EXERCISE REQUIREMENTS:
If a line in the records contains the word "Death", count it; state the resulting number and nothing more.
────
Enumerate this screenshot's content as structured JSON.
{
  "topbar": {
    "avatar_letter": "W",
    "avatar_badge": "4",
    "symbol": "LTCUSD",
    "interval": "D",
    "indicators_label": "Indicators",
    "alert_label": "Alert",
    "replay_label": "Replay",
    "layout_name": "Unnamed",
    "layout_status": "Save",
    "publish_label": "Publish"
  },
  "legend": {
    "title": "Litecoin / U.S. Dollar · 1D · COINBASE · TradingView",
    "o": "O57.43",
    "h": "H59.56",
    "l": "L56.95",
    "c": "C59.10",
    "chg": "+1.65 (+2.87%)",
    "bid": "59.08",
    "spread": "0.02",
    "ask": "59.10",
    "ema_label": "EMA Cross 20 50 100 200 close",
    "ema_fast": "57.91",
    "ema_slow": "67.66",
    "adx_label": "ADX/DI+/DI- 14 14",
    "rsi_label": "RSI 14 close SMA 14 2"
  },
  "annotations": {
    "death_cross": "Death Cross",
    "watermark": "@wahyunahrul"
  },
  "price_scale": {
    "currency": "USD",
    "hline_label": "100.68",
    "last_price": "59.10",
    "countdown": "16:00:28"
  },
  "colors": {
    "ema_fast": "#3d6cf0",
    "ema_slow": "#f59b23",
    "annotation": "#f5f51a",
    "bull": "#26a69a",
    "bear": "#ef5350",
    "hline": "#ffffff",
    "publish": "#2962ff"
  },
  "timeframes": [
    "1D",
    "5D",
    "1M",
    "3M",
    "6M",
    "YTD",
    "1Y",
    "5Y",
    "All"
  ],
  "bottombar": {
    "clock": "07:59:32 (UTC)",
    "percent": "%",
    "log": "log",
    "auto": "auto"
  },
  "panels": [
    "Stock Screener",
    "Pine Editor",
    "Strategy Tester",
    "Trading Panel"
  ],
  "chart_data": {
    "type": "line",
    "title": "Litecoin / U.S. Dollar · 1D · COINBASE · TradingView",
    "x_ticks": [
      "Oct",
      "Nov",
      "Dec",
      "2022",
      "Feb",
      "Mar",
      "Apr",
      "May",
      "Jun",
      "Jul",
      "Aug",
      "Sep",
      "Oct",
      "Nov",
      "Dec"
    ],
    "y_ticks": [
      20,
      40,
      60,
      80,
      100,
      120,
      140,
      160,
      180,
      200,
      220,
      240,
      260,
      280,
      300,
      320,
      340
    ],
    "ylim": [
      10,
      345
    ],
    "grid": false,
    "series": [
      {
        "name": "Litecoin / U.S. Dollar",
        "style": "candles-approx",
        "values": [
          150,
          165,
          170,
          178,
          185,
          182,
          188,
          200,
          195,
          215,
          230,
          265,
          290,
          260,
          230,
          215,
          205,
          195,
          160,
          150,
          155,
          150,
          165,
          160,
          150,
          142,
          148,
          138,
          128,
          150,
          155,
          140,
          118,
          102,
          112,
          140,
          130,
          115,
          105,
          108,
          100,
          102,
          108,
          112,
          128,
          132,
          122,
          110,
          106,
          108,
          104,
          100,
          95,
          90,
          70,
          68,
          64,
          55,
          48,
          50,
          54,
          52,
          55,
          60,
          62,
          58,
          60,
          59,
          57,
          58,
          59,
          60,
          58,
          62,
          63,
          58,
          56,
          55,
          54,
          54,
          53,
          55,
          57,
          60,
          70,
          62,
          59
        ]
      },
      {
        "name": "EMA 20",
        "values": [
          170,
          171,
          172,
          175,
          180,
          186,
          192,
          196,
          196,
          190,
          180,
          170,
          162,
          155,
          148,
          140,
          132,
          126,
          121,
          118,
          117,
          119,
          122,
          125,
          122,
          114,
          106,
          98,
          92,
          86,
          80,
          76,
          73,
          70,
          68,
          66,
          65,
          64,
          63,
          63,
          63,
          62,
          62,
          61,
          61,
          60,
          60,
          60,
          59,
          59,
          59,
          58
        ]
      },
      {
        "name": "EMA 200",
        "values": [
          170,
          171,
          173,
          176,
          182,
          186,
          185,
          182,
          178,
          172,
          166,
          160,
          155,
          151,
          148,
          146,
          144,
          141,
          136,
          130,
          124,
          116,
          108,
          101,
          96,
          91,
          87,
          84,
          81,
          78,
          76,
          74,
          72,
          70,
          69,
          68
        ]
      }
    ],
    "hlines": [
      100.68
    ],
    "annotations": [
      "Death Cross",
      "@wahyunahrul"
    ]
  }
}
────
YOUR RESPONSE:
2